> **REQUIRED ACTION**: From the listing below, pull each line that includes "某个文件名".
--- GIVEN RECORDS Enclosed Below ---
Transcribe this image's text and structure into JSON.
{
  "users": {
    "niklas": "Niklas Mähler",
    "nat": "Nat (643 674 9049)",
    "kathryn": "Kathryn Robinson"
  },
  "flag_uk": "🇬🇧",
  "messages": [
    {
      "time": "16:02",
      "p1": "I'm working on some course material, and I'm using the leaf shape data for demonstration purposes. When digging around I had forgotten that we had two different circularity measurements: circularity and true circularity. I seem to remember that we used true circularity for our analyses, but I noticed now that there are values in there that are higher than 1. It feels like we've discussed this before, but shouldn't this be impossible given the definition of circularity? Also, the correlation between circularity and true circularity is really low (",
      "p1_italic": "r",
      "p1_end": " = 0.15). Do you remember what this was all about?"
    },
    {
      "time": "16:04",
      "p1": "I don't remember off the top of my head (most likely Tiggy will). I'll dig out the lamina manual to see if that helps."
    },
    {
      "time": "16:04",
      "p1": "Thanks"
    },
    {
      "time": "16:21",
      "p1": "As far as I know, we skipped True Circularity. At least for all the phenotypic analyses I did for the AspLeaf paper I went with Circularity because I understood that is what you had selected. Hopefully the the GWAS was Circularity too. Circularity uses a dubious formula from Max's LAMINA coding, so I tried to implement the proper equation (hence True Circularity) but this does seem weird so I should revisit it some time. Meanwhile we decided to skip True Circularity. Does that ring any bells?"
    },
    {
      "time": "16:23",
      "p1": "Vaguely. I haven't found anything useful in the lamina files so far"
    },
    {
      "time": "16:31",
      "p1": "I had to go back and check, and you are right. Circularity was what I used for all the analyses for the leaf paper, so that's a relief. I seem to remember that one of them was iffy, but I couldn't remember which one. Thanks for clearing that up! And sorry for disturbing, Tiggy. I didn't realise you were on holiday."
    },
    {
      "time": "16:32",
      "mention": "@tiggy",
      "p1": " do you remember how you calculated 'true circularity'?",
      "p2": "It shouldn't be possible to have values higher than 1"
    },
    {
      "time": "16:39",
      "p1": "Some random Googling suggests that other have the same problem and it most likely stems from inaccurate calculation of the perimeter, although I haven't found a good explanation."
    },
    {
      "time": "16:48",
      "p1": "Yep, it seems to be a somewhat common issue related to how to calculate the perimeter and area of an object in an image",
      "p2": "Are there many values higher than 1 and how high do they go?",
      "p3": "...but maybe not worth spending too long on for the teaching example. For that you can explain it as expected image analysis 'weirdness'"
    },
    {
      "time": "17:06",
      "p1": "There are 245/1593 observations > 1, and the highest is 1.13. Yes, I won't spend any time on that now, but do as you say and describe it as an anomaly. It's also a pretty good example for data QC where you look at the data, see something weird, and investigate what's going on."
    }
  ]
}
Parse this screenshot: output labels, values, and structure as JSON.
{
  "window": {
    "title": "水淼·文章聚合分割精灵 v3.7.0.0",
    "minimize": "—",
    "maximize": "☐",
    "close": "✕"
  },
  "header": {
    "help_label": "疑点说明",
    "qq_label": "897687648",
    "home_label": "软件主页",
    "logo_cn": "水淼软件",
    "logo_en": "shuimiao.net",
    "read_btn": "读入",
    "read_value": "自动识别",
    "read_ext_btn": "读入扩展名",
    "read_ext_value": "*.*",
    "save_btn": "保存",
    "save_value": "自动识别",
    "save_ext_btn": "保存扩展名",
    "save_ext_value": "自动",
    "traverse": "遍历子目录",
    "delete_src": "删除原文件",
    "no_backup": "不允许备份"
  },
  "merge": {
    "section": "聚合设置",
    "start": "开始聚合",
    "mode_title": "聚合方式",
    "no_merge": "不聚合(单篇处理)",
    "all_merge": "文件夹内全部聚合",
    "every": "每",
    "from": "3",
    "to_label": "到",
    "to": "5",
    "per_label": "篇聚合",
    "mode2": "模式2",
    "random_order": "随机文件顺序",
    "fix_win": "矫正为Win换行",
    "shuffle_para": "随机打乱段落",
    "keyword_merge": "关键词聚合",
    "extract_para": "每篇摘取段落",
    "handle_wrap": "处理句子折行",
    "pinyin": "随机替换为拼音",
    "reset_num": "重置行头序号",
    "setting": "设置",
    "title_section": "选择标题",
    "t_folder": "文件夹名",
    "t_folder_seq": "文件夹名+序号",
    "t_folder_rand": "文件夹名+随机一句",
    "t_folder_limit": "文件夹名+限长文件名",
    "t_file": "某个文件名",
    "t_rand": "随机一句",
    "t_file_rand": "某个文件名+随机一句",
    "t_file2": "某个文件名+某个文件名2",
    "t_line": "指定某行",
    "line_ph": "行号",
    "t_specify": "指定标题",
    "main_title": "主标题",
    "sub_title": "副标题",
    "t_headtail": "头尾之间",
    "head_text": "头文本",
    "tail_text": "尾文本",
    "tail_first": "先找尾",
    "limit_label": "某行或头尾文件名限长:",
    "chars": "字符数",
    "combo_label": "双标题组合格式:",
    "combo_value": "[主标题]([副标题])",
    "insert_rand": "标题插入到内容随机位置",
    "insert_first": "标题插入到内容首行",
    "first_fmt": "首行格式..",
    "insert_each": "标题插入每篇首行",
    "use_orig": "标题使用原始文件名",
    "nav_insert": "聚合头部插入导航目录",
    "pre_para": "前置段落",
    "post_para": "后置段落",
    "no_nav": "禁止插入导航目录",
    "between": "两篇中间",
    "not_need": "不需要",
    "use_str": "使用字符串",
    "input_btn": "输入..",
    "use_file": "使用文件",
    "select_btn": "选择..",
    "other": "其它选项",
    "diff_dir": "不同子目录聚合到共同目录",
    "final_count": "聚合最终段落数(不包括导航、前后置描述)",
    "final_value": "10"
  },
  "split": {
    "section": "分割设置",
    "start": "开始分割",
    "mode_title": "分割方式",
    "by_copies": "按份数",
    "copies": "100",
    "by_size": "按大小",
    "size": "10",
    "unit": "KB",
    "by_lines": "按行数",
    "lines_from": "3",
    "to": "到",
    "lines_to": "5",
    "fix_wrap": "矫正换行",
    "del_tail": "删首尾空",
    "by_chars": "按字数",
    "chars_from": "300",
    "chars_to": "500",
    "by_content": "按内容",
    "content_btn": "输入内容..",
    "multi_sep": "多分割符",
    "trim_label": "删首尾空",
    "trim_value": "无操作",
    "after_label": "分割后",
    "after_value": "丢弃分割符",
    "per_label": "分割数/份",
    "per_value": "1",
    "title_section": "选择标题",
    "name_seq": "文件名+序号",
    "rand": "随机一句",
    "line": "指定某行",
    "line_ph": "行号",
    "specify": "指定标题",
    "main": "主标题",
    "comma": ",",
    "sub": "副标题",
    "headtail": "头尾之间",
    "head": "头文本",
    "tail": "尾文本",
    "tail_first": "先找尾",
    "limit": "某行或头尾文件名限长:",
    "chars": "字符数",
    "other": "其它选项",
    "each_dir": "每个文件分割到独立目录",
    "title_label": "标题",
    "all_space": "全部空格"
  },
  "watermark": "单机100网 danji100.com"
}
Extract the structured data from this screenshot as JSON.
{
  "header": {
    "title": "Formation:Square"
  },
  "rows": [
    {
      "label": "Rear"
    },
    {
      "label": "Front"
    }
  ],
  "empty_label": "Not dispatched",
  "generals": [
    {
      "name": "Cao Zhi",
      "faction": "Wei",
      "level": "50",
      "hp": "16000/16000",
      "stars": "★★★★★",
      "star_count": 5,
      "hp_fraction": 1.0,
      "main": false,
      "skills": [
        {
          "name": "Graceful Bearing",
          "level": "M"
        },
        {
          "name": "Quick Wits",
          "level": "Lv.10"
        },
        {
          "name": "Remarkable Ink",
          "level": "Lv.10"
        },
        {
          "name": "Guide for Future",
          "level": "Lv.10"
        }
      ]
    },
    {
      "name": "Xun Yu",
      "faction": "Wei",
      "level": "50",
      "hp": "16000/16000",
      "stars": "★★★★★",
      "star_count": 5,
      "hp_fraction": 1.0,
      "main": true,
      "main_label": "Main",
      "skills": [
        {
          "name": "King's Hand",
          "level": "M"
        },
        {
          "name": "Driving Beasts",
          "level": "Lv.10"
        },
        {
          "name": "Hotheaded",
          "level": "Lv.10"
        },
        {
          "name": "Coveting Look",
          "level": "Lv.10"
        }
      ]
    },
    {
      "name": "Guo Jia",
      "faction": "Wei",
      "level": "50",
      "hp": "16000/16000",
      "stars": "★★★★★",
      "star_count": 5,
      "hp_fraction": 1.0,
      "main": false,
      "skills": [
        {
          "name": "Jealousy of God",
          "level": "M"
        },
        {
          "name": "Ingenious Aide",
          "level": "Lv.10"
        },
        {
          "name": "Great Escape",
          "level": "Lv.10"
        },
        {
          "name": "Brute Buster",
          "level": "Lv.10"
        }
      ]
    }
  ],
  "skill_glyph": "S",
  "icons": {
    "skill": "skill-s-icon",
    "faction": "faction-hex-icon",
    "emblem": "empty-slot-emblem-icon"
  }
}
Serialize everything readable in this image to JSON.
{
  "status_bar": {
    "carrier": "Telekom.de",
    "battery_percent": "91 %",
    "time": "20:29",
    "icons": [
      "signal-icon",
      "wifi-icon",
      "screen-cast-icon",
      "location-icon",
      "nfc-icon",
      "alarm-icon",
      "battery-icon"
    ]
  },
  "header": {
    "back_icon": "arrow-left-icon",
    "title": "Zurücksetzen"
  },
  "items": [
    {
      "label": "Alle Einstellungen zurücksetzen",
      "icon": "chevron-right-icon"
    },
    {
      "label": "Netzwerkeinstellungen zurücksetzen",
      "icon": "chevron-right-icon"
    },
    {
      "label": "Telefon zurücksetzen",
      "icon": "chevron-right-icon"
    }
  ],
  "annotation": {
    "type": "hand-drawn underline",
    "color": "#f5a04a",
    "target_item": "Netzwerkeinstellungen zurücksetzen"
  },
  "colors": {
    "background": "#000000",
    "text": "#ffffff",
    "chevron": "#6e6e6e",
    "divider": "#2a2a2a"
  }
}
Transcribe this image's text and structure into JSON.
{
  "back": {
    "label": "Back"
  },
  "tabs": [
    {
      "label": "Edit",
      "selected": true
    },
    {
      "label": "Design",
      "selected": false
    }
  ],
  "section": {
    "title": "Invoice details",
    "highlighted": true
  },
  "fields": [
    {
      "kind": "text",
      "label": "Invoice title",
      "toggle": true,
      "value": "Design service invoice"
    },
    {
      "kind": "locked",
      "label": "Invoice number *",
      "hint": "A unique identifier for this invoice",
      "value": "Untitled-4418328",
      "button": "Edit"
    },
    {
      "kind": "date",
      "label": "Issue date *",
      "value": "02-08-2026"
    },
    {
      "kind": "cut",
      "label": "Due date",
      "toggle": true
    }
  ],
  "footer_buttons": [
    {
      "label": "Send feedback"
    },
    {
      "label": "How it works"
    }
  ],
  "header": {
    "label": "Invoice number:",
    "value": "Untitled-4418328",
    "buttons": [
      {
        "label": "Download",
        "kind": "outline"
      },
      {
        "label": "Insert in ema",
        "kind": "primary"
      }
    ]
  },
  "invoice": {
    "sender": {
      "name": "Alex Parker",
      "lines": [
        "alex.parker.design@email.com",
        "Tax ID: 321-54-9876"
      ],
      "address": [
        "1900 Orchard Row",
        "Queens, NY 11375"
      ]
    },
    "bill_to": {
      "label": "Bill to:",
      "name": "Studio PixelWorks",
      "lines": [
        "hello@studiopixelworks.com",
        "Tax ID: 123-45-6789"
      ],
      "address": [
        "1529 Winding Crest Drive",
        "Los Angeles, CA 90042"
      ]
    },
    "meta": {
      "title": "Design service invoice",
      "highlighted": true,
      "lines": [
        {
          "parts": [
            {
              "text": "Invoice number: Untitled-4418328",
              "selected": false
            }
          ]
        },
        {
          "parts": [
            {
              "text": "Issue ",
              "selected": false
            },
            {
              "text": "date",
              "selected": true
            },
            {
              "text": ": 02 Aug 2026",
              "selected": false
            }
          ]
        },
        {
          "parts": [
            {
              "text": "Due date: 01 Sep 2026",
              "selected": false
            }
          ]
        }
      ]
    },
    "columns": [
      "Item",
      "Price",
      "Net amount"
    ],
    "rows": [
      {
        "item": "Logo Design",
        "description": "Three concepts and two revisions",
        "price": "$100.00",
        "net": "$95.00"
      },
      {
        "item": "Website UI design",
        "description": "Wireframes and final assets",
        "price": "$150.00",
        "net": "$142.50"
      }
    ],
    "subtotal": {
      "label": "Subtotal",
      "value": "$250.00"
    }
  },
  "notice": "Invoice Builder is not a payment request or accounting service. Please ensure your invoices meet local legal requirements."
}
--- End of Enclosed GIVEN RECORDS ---
> **ANSWER BOX**:
    "t_file": "某个文件名",
    "t_file_rand": "某个文件名+随机一句",
    "t_file2": "某个文件名+某个文件名2",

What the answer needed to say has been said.